And while turning on certain equalizer presets are what most people prefer anyway, real audiophiles know that it's the perfectly clean, untouched audio output that makes a great music player.
Now the good news is that the rest of the readings in our test were pretty good. The HTC Sensation XL did pretty well in the active external amplifier part of the test. It was one of the loudest smartphones we have seen (matching the Sensatino XE) and got some excellent scores. Unfortunately, that equalizerfrequency response can in no way be interpreted as a good result.

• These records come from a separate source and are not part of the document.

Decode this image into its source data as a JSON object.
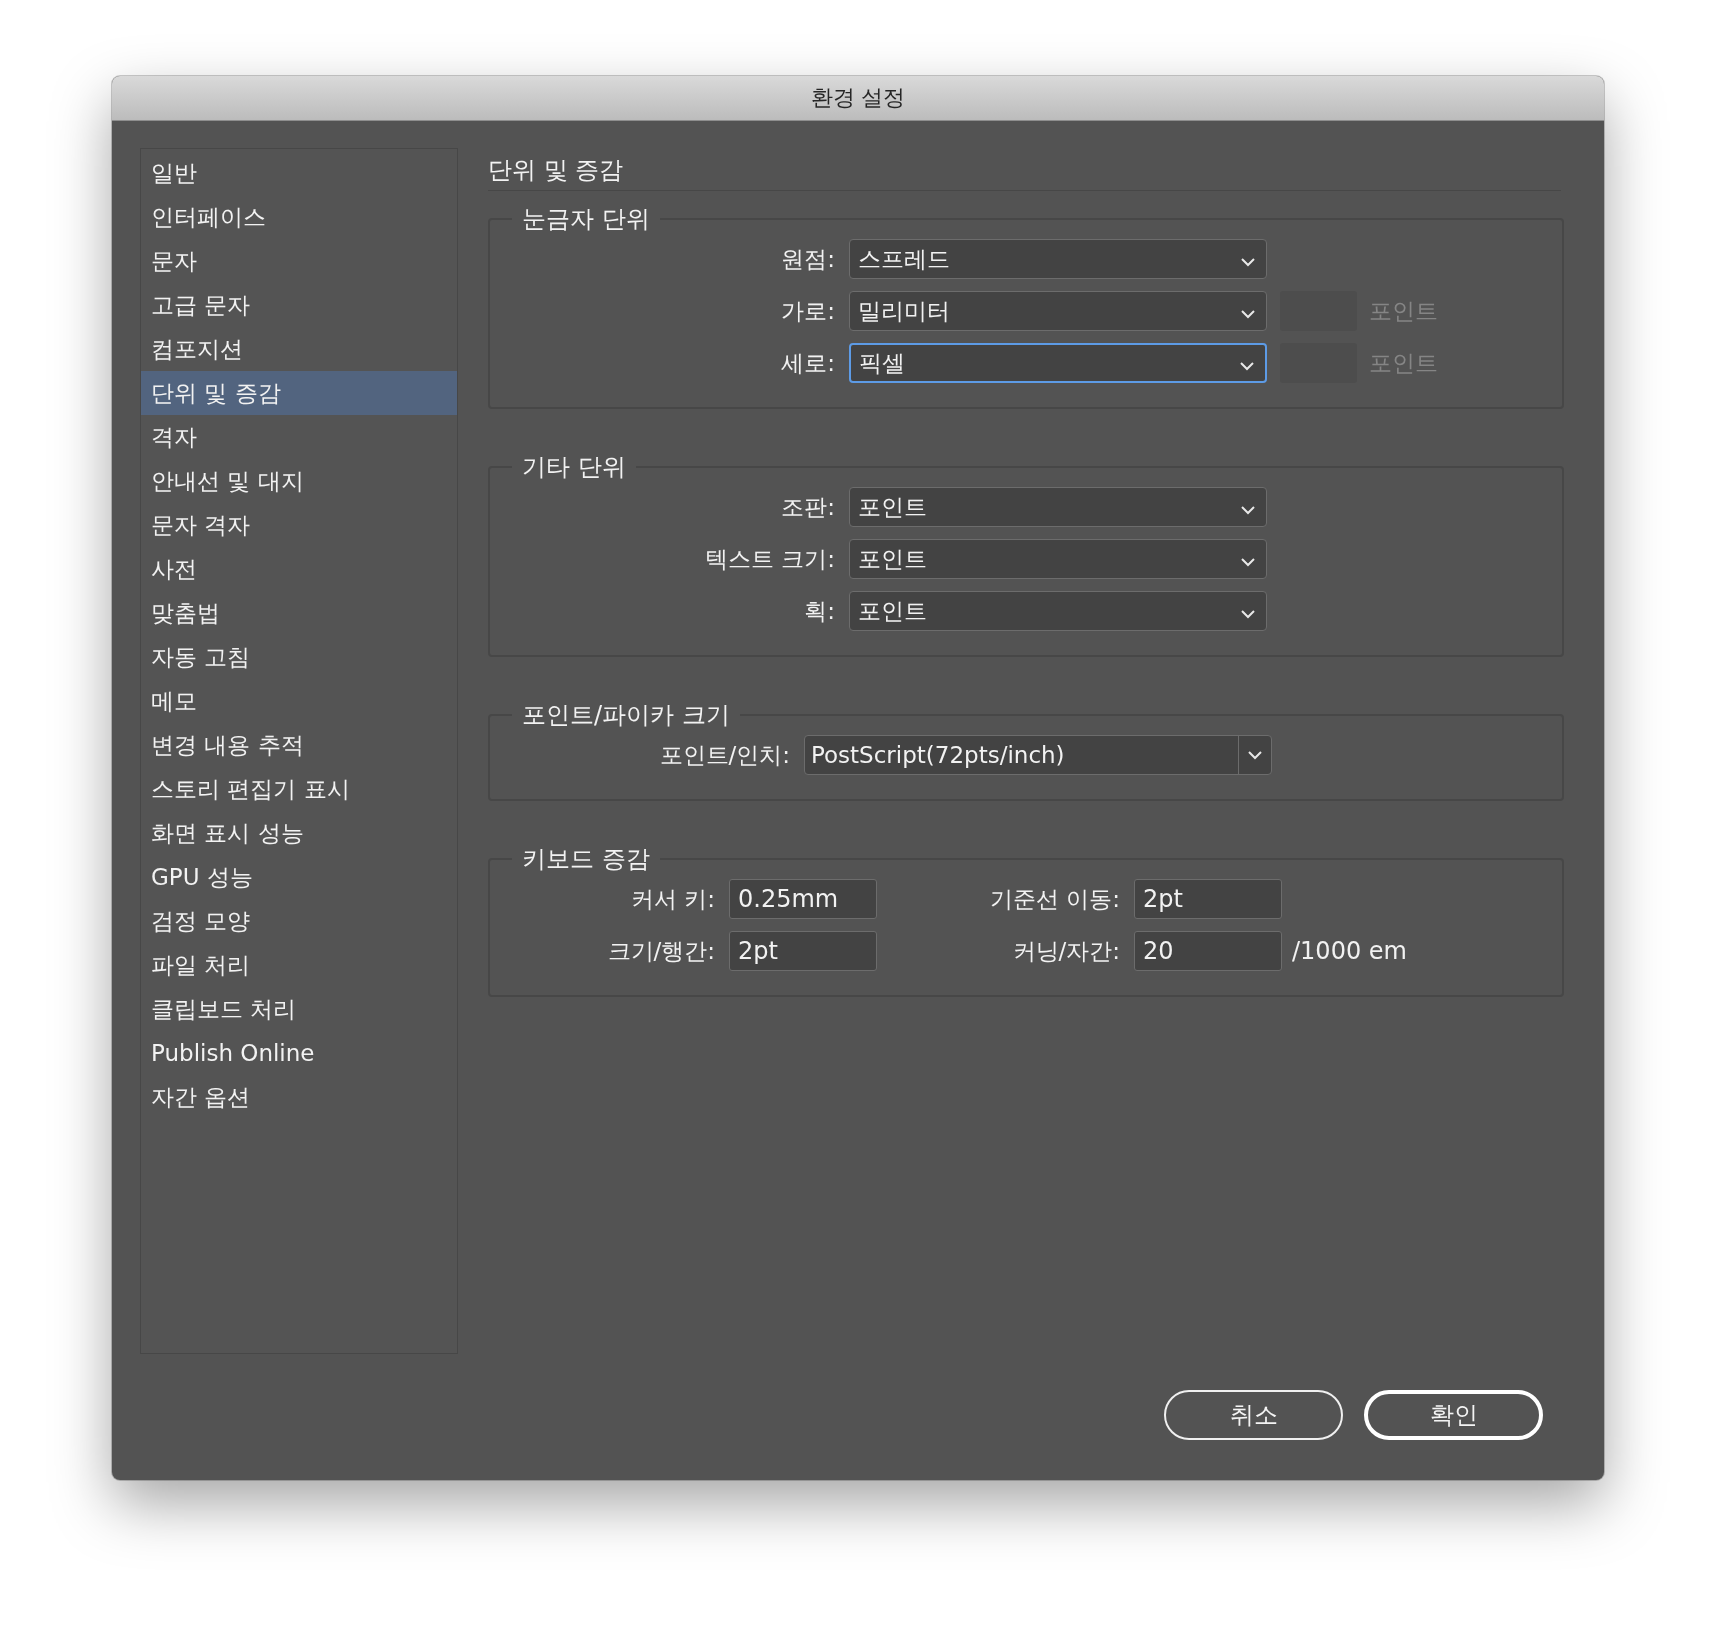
{
  "window": {
    "title": "환경 설정"
  },
  "sidebar": {
    "items": [
      {
        "label": "일반",
        "selected": false
      },
      {
        "label": "인터페이스",
        "selected": false
      },
      {
        "label": "문자",
        "selected": false
      },
      {
        "label": "고급 문자",
        "selected": false
      },
      {
        "label": "컴포지션",
        "selected": false
      },
      {
        "label": "단위 및 증감",
        "selected": true
      },
      {
        "label": "격자",
        "selected": false
      },
      {
        "label": "안내선 및 대지",
        "selected": false
      },
      {
        "label": "문자 격자",
        "selected": false
      },
      {
        "label": "사전",
        "selected": false
      },
      {
        "label": "맞춤법",
        "selected": false
      },
      {
        "label": "자동 고침",
        "selected": false
      },
      {
        "label": "메모",
        "selected": false
      },
      {
        "label": "변경 내용 추적",
        "selected": false
      },
      {
        "label": "스토리 편집기 표시",
        "selected": false
      },
      {
        "label": "화면 표시 성능",
        "selected": false
      },
      {
        "label": "GPU 성능",
        "selected": false
      },
      {
        "label": "검정 모양",
        "selected": false
      },
      {
        "label": "파일 처리",
        "selected": false
      },
      {
        "label": "클립보드 처리",
        "selected": false
      },
      {
        "label": "Publish Online",
        "selected": false
      },
      {
        "label": "자간 옵션",
        "selected": false
      }
    ]
  },
  "panel": {
    "title": "단위 및 증감",
    "groups": [
      {
        "title": "눈금자 단위",
        "rows": [
          {
            "kind": "select",
            "label": "원점:",
            "value": "스프레드",
            "focused": false
          },
          {
            "kind": "select",
            "label": "가로:",
            "value": "밀리미터",
            "focused": false,
            "side_field": {
              "unit": "포인트",
              "disabled": true
            }
          },
          {
            "kind": "select",
            "label": "세로:",
            "value": "픽셀",
            "focused": true,
            "side_field": {
              "unit": "포인트",
              "disabled": true
            }
          }
        ]
      },
      {
        "title": "기타 단위",
        "rows": [
          {
            "kind": "select",
            "label": "조판:",
            "value": "포인트",
            "focused": false
          },
          {
            "kind": "select",
            "label": "텍스트 크기:",
            "value": "포인트",
            "focused": false
          },
          {
            "kind": "select",
            "label": "획:",
            "value": "포인트",
            "focused": false
          }
        ]
      },
      {
        "title": "포인트/파이카 크기",
        "rows": [
          {
            "kind": "combo",
            "label": "포인트/인치:",
            "value": "PostScript(72pts/inch)",
            "focused": false
          }
        ]
      },
      {
        "title": "키보드 증감",
        "rows": [
          {
            "kind": "fields",
            "fields": [
              {
                "label": "커서 키:",
                "value": "0.25mm"
              },
              {
                "label": "기준선 이동:",
                "value": "2pt"
              }
            ]
          },
          {
            "kind": "fields",
            "fields": [
              {
                "label": "크기/행간:",
                "value": "2pt"
              },
              {
                "label": "커닝/자간:",
                "value": "20"
              }
            ],
            "suffix": "/1000 em"
          }
        ]
      }
    ]
  },
  "buttons": [
    {
      "label": "취소",
      "default": false
    },
    {
      "label": "확인",
      "default": true
    }
  ]
}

As for the HTC Sensation XL performance with headphones plugged in, it's pretty good, but not quite as impressive. The volume levels drop from class-leading to above average and intermodulation distortion creeps in. Stereo crosstalk rises a bit too, but it's nothing to worry about.
Here go the results so you can see how the Sensation XL did for yourselves.
|Test||Frequency response||Noise level||Dynamic range||THD||IMD + Noise||Stereo crosstalk|
|HTC Sensation XL||+3.35, -0.42||-85.2||87.2||0.025||0.084||-75.1|
|HTC Sensation XL (headphones attached)||+3.77, -0.54||-80.2||81.2||0.072||0.569||-64.2|
|HTC Sensation XE||+3.46, -0.38||-91.7||91.7||0.012||0.026||-90.7|
|HTC Sensation XE (headphones attached)||+3.87, -0.56||-91.5||91.6||0.031||0.632||-63.7|
|HTC Sensation||+0.05, -0.34||-90.2||90.2||0.012||0.021||-91.1|
|HTC Titan||+0.06, -0.34||-86.9||87.8||0.015||0.244||-75.5|
|HTC Titan (headphones attached)||+0.34, -0.18||-76.8||77.1||0.057||0.581||-56.4|
|HTC Sensation (headphones attached)||+0.71, -0.15||-89.1||90.1||0.019||0.522||-70.6|
HTC Sensation XL frequency response
You can learn more about the whole testing process here.
The HTC Sensation XL is also equipped with an FM radio, which has a pretty simple interface. It automatically scans the area for the available stations and allows you to mark some of them as favorite. It also supports RDS and allows loudspeaker playback.
Unlike the first Sensation, the FM radio app on the Sensation XL starts and turns off a lot faster (about a second or two).